● **YOUR INSTRUCTIONS**: Leave out the pictures and copy each record below exactly.

(Extracted records)
▽
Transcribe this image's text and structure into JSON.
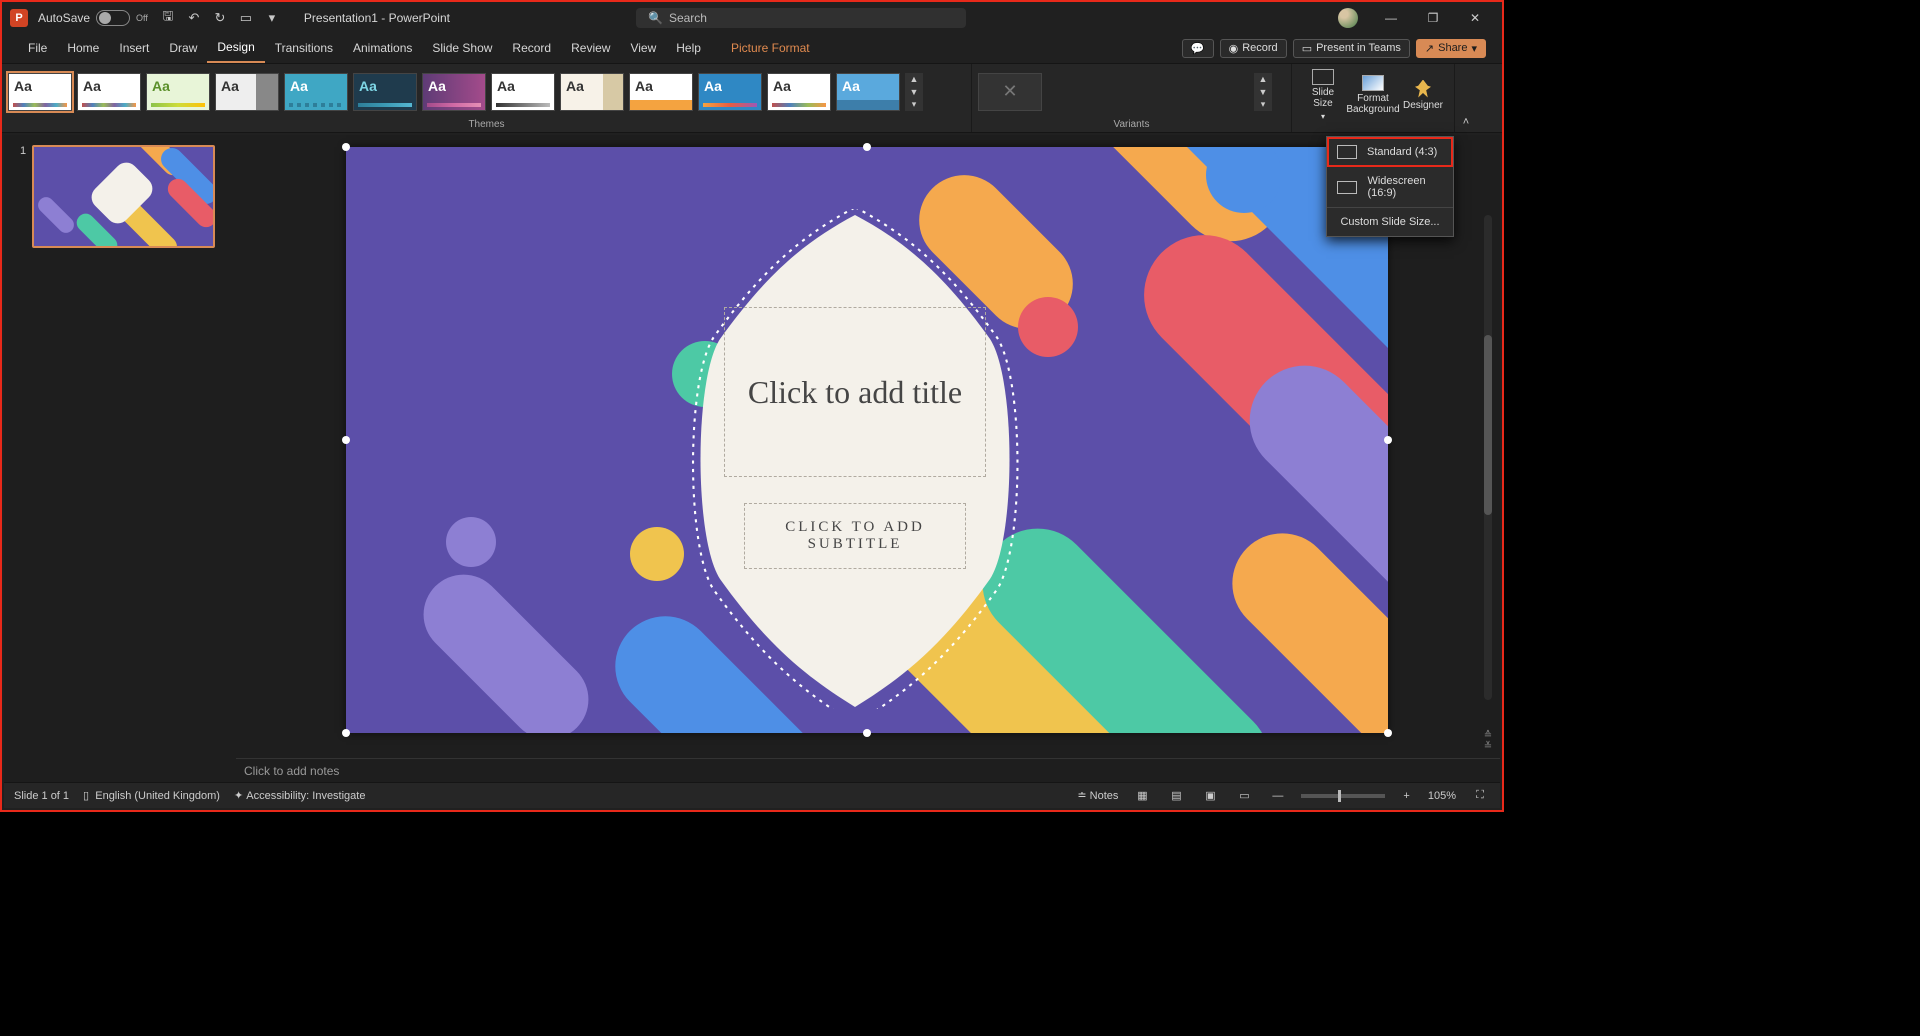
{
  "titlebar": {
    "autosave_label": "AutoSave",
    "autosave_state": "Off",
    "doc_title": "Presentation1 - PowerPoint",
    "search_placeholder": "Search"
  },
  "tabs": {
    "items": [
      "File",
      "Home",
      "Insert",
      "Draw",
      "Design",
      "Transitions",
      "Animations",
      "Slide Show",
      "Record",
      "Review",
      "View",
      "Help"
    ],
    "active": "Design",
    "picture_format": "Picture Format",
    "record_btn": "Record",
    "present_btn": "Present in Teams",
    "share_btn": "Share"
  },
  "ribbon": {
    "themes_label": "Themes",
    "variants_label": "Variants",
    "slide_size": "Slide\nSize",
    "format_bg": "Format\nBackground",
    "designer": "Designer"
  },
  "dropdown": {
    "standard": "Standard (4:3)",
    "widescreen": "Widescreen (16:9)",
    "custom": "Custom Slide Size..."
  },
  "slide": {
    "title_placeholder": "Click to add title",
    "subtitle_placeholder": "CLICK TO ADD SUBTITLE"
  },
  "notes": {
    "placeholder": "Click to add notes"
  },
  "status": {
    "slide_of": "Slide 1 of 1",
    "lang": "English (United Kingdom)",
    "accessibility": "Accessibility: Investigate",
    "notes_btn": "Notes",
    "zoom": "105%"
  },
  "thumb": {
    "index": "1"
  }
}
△
● **EXERCISE SOLUTION**:
Transcribe this image's text and structure into JSON.
{
  "titlebar": {
    "autosave_label": "AutoSave",
    "autosave_state": "Off",
    "doc_title": "Presentation1 - PowerPoint",
    "search_placeholder": "Search"
  },
  "tabs": {
    "items": [
      "File",
      "Home",
      "Insert",
      "Draw",
      "Design",
      "Transitions",
      "Animations",
      "Slide Show",
      "Record",
      "Review",
      "View",
      "Help"
    ],
    "active": "Design",
    "picture_format": "Picture Format",
    "record_btn": "Record",
    "present_btn": "Present in Teams",
    "share_btn": "Share"
  },
  "ribbon": {
    "themes_label": "Themes",
    "variants_label": "Variants",
    "slide_size": "Slide\nSize",
    "format_bg": "Format\nBackground",
    "designer": "Designer"
  },
  "dropdown": {
    "standard": "Standard (4:3)",
    "widescreen": "Widescreen (16:9)",
    "custom": "Custom Slide Size..."
  },
  "slide": {
    "title_placeholder": "Click to add title",
    "subtitle_placeholder": "CLICK TO ADD SUBTITLE"
  },
  "notes": {
    "placeholder": "Click to add notes"
  },
  "status": {
    "slide_of": "Slide 1 of 1",
    "lang": "English (United Kingdom)",
    "accessibility": "Accessibility: Investigate",
    "notes_btn": "Notes",
    "zoom": "105%"
  },
  "thumb": {
    "index": "1"
  }
}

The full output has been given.